**ABOUT THIS TASK**
What follows is a listing; restate all of it word for word.

= = =

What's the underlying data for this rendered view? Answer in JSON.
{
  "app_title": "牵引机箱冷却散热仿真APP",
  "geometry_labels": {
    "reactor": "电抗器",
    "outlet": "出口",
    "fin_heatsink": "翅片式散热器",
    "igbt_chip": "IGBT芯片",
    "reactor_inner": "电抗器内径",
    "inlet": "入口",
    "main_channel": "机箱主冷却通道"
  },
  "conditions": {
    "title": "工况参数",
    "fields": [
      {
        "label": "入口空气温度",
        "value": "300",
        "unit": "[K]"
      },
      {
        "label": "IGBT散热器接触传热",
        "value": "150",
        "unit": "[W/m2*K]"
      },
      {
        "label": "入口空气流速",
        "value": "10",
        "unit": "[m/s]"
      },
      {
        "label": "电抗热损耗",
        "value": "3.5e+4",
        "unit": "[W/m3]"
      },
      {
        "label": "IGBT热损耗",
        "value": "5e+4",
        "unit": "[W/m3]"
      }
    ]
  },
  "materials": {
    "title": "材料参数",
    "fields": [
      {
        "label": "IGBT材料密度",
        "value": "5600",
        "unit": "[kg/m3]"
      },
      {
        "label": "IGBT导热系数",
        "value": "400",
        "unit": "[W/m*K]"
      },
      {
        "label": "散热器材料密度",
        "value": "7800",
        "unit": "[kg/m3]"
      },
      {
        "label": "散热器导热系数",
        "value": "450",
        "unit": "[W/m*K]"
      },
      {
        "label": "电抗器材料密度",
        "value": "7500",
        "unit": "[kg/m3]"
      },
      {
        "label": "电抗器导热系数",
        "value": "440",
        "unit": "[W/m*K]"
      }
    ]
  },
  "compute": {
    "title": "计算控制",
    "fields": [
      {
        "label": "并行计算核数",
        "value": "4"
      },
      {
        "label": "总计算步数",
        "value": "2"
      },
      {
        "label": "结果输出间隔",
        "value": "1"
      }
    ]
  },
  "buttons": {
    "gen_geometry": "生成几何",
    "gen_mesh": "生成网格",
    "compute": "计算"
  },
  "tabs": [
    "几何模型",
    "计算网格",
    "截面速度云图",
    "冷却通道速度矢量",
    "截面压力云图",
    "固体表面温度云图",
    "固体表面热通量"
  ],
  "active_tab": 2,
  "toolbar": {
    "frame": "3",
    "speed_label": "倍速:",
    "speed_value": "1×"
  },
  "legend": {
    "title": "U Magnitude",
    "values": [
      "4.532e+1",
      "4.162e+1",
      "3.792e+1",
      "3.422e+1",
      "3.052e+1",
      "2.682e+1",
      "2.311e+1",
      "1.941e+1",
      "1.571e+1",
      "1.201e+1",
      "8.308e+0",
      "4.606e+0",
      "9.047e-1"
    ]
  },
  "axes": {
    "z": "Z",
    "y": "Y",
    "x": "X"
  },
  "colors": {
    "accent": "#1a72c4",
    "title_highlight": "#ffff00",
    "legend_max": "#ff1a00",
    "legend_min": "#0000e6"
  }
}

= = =

**ANSWER TO THIS TASK**
What's the underlying data for this rendered view? Answer in JSON.
{
  "app_title": "牵引机箱冷却散热仿真APP",
  "geometry_labels": {
    "reactor": "电抗器",
    "outlet": "出口",
    "fin_heatsink": "翅片式散热器",
    "igbt_chip": "IGBT芯片",
    "reactor_inner": "电抗器内径",
    "inlet": "入口",
    "main_channel": "机箱主冷却通道"
  },
  "conditions": {
    "title": "工况参数",
    "fields": [
      {
        "label": "入口空气温度",
        "value": "300",
        "unit": "[K]"
      },
      {
        "label": "IGBT散热器接触传热",
        "value": "150",
        "unit": "[W/m2*K]"
      },
      {
        "label": "入口空气流速",
        "value": "10",
        "unit": "[m/s]"
      },
      {
        "label": "电抗热损耗",
        "value": "3.5e+4",
        "unit": "[W/m3]"
      },
      {
        "label": "IGBT热损耗",
        "value": "5e+4",
        "unit": "[W/m3]"
      }
    ]
  },
  "materials": {
    "title": "材料参数",
    "fields": [
      {
        "label": "IGBT材料密度",
        "value": "5600",
        "unit": "[kg/m3]"
      },
      {
        "label": "IGBT导热系数",
        "value": "400",
        "unit": "[W/m*K]"
      },
      {
        "label": "散热器材料密度",
        "value": "7800",
        "unit": "[kg/m3]"
      },
      {
        "label": "散热器导热系数",
        "value": "450",
        "unit": "[W/m*K]"
      },
      {
        "label": "电抗器材料密度",
        "value": "7500",
        "unit": "[kg/m3]"
      },
      {
        "label": "电抗器导热系数",
        "value": "440",
        "unit": "[W/m*K]"
      }
    ]
  },
  "compute": {
    "title": "计算控制",
    "fields": [
      {
        "label": "并行计算核数",
        "value": "4"
      },
      {
        "label": "总计算步数",
        "value": "2"
      },
      {
        "label": "结果输出间隔",
        "value": "1"
      }
    ]
  },
  "buttons": {
    "gen_geometry": "生成几何",
    "gen_mesh": "生成网格",
    "compute": "计算"
  },
  "tabs": [
    "几何模型",
    "计算网格",
    "截面速度云图",
    "冷却通道速度矢量",
    "截面压力云图",
    "固体表面温度云图",
    "固体表面热通量"
  ],
  "active_tab": 2,
  "toolbar": {
    "frame": "3",
    "speed_label": "倍速:",
    "speed_value": "1×"
  },
  "legend": {
    "title": "U Magnitude",
    "values": [
      "4.532e+1",
      "4.162e+1",
      "3.792e+1",
      "3.422e+1",
      "3.052e+1",
      "2.682e+1",
      "2.311e+1",
      "1.941e+1",
      "1.571e+1",
      "1.201e+1",
      "8.308e+0",
      "4.606e+0",
      "9.047e-1"
    ]
  },
  "axes": {
    "z": "Z",
    "y": "Y",
    "x": "X"
  },
  "colors": {
    "accent": "#1a72c4",
    "title_highlight": "#ffff00",
    "legend_max": "#ff1a00",
    "legend_min": "#0000e6"
  }
}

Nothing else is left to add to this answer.